The 19th of June had seemed so far away but now it is just round the corner. At 3 o’clock, French time, 39 skippers will leave the comfort of Deauville and start the adventure that is La Solitaire. It’s been quite the build-up, not only with the 8 months of training but the last week alone has been intense. More hype than any event that I have taken part in, there is so much more to do than race the 1,500 mile course.
The ball started rolling on the 10th when the fleet sailed the few miles from La Havre into Deauville harbour; they called this the parade of sail. The trickiest part of this was keeping the kids, which were put on my boat, interested for the slow downwind sail. They eventually found the solitaire card game on the laptop which kept them occupied while I practised some gybes amongst the most Figaro yachts I’d seen in one place.
The next day we had the Prologue race, basically a practice race that covers a short inshore course. After a shocking start in the very light winds I absolutely loved sailing through the fleet of 39 boats and finished 20th, 3rd Rookie. It was the perfect warm up for the race to come; it filled me with equal parts nerves and adrenaline that I have been running off all week. That evening we were introduced on stage to the modest crowd of onlookers, fortunately I didn’t have to answer any questions in French.

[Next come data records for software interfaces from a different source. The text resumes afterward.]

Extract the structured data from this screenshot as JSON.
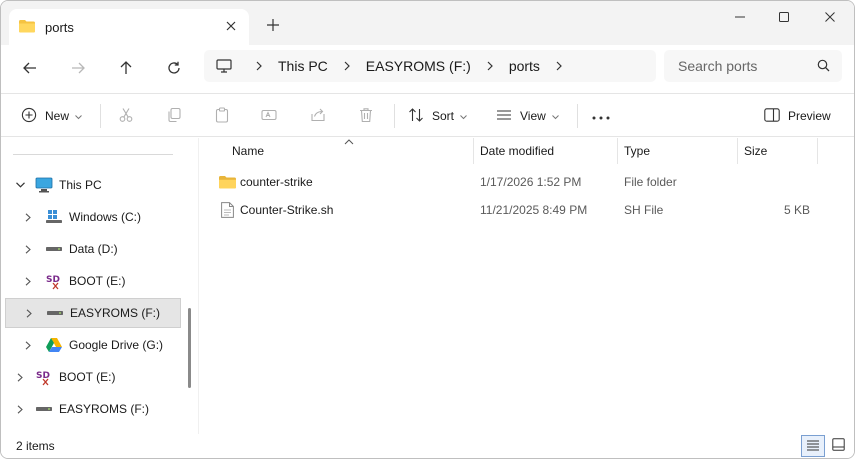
{
  "window": {
    "tab_title": "ports",
    "icons": {
      "folder": "folder-icon",
      "close": "close-icon",
      "new_tab": "plus-icon",
      "minimize": "minimize-icon",
      "maximize": "maximize-icon",
      "window_close": "close-icon"
    }
  },
  "address_bar": {
    "breadcrumbs": [
      "This PC",
      "EASYROMS (F:)",
      "ports"
    ],
    "search_placeholder": "Search ports"
  },
  "command_bar": {
    "new_label": "New",
    "sort_label": "Sort",
    "view_label": "View",
    "preview_label": "Preview"
  },
  "sidebar": {
    "items": [
      {
        "label": "This PC",
        "icon": "pc-icon",
        "expanded": true
      },
      {
        "label": "Windows (C:)",
        "icon": "windows-drive-icon"
      },
      {
        "label": "Data (D:)",
        "icon": "drive-icon"
      },
      {
        "label": "BOOT (E:)",
        "icon": "sd-card-icon"
      },
      {
        "label": "EASYROMS (F:)",
        "icon": "drive-icon",
        "selected": true
      },
      {
        "label": "Google Drive (G:)",
        "icon": "google-drive-icon"
      },
      {
        "label": "BOOT (E:)",
        "icon": "sd-card-icon"
      },
      {
        "label": "EASYROMS (F:)",
        "icon": "drive-icon"
      }
    ]
  },
  "file_list": {
    "columns": [
      "Name",
      "Date modified",
      "Type",
      "Size"
    ],
    "rows": [
      {
        "name": "counter-strike",
        "date": "1/17/2026 1:52 PM",
        "type": "File folder",
        "size": "",
        "icon": "folder-icon"
      },
      {
        "name": "Counter-Strike.sh",
        "date": "11/21/2025 8:49 PM",
        "type": "SH File",
        "size": "5 KB",
        "icon": "file-icon"
      }
    ]
  },
  "status_bar": {
    "item_count": "2 items"
  },
  "colors": {
    "folder": "#f5c342",
    "selection": "#e5e5e5",
    "accent": "#2d6bc6"
  }
}
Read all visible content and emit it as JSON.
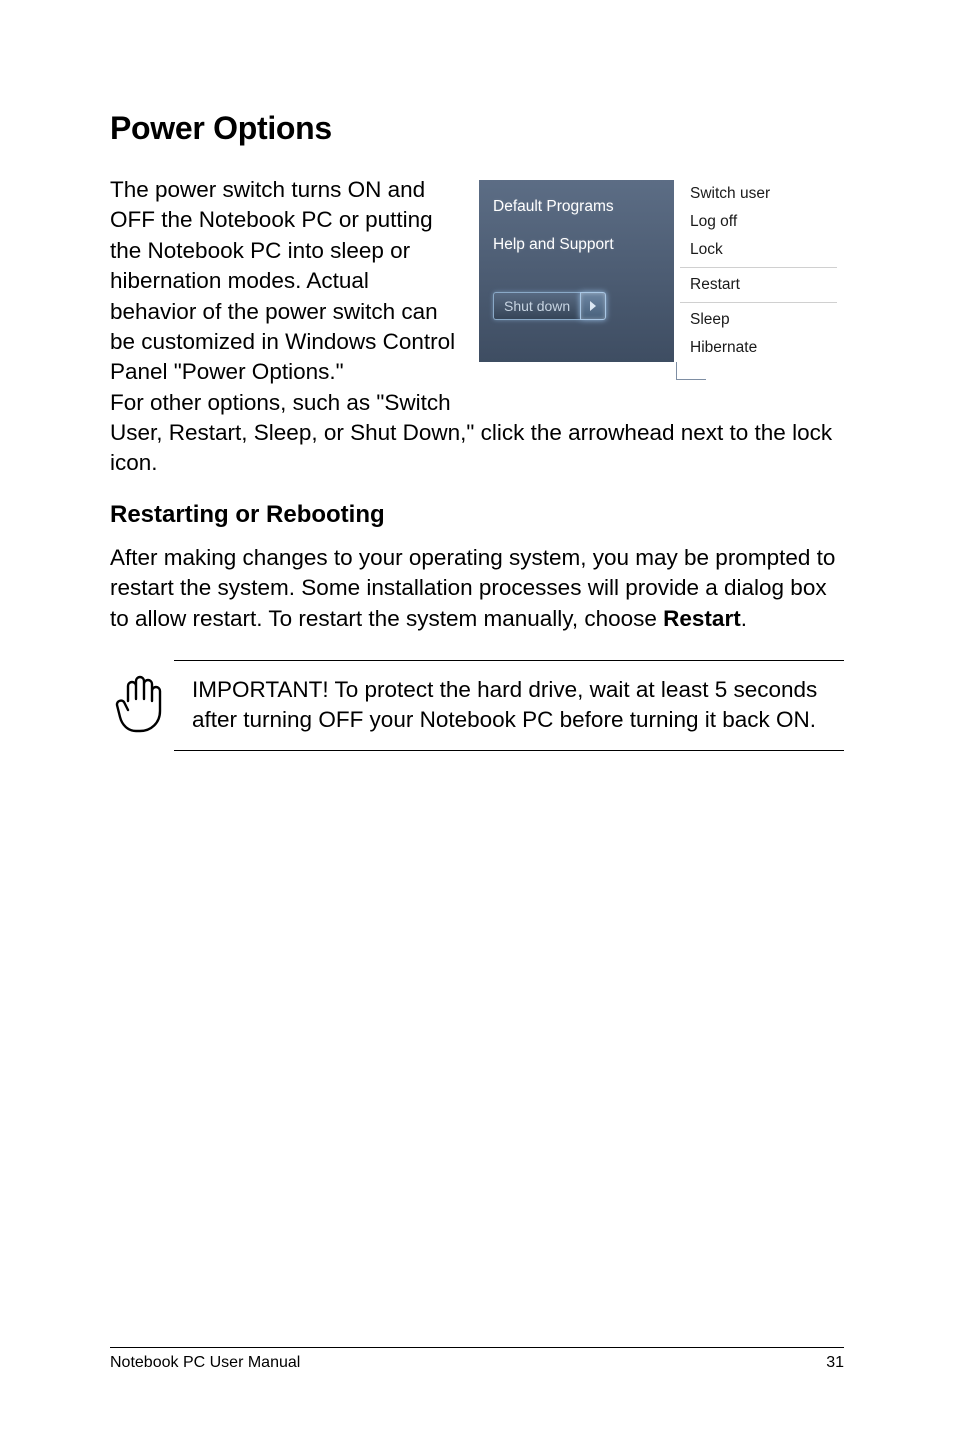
{
  "heading": "Power Options",
  "para1": "The power switch turns ON and OFF the Notebook PC or putting the Notebook PC into sleep or hibernation modes. Actual behavior of the power switch can be customized in Windows Control Panel \"Power Options.\"",
  "para1b": "For other options, such as \"Switch",
  "para1c": "User, Restart, Sleep, or Shut Down,\" click the arrowhead next to the lock icon.",
  "subheading": "Restarting or Rebooting",
  "para2a": "After making changes to your operating system, you may be prompted to restart the system. Some installation processes will provide a dialog box to allow restart. To restart the system manually, choose ",
  "para2b": "Restart",
  "para2c": ".",
  "important": "IMPORTANT!  To protect the hard drive, wait at least 5 seconds after turning OFF your Notebook PC before turning it back ON.",
  "menu": {
    "left_items": [
      "Default Programs",
      "Help and Support"
    ],
    "shutdown_label": "Shut down",
    "right_items": [
      "Switch user",
      "Log off",
      "Lock",
      "Restart",
      "Sleep",
      "Hibernate"
    ]
  },
  "footer": {
    "left": "Notebook PC User Manual",
    "right": "31"
  }
}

To split up the last week of briefings and inspections, that have been seriously time consuming, the team drove inland to get some time off and away from the boats. We were let loose in some French woods that had been strung together with wires and obstacles high above the ground. It was here I found my love for zip wires, an easy and fast mode of transport from tree to tree that I’m sure could be recreated in a city centre. I slept soundly, away from Deauville, on a stomach full of Norman delicacies prepared by our Norman coach.
Now the boat is pretty much ready, only food and water needs putting on the boat. I only start getting really nervous when this part happens so I now tend to put it on last minute, what a disaster it would be if I ran out of food. The boat is however clean as a whistle and shining brightly between rain showers so I am looking forward to racing her towards the shores of blighty. I get to race past some very familiar shores of England; I’ll be getting particularly excited as I cruise past my home of Swanage and my favourite university town of Falmouth.
So here’s to a successful leg one of La Solitaire Bompard Le Figaro. If you didn’t know I have made a video on what this race is all about if you’d like to know more.